Late last year I spent a couple of days rolling up and down the freeway between my quiet, vanilla flavoured hilltop suburb, and The Wood, aka Woodridge, which is more of a Hilltop Hoods suburb. Indeed I was hanging out with a couple of rappers Mad Mike and Junior Finau, subjects of an SBS doco going to air on 26 Jan.
I don't do a lot of this kind of work these days, mostly because I can't escape the gravity well of Planet Parenthood. Even the few days I spent in the Wood were a challenge to fit in with everyone else's end of term schedule.
Still, I'm very glad to have had the opportunity. Columns and blogs they come and go, but this sort of work can resonate for a long time. It was a rare privlege to meet the artists too.

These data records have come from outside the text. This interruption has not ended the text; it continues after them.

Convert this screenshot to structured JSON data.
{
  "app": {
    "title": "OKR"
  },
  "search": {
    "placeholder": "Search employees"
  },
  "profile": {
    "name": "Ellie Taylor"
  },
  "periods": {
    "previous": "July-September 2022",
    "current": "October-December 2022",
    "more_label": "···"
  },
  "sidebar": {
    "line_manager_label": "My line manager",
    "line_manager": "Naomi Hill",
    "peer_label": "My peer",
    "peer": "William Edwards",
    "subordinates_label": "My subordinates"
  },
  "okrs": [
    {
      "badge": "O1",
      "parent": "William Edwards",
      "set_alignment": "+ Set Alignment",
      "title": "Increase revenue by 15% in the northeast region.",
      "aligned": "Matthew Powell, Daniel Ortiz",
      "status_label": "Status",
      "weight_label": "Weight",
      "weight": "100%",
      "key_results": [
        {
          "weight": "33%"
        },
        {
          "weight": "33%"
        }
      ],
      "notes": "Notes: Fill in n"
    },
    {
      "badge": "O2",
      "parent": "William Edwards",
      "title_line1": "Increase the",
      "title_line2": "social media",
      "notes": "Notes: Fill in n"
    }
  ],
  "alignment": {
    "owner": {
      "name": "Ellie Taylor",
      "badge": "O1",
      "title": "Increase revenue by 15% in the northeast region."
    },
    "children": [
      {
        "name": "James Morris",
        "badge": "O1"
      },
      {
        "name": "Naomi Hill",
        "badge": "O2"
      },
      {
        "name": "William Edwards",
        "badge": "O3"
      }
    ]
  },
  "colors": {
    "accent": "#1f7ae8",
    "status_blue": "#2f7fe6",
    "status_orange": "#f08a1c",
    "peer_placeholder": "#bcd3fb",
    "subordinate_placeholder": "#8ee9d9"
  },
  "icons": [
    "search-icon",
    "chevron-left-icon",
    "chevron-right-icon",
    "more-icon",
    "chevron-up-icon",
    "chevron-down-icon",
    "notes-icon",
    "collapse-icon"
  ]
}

Something else I don't do as much of these days.
Junior’s parents were forever reminding him of the sacrifices they had made to get the family to Australia, of the opportunities and future that awaited him now he was here. He repaid them early, with a 10-day suspension from school for fighting in the car park. He explains that he was protecting his cousin and his rep. Yes. He understands it was dumb.
During the interview to talk his way back into school, he told the deputy principal he was going to be school captain. Everyone laughed at him, but he turned that back on them in his final year, when he was duly elected to the position.
He heard the same laughter a few years later in court, during those wild years, when he was explaining to judge why he should go free after he’d been pursued through the city by helicopters and police dogs.
He’d gone to Southbank looking for a fight. Some homies had told him some other homies, who’d done this thing, that disrespected the other thing, they were in the city, in the tourist and entertainment precinct. Payback time. Junior was up for that, but the cops had his number. And they had helicopters and dogs. Junior’s backup was missing in action. He laughs it off, now that he can.
“People be like, ‘yeah, you a legend, bro, I got your back, I got your back for life, bro’. And I’m looking around thinking, ‘well, where the fuck are you now?’.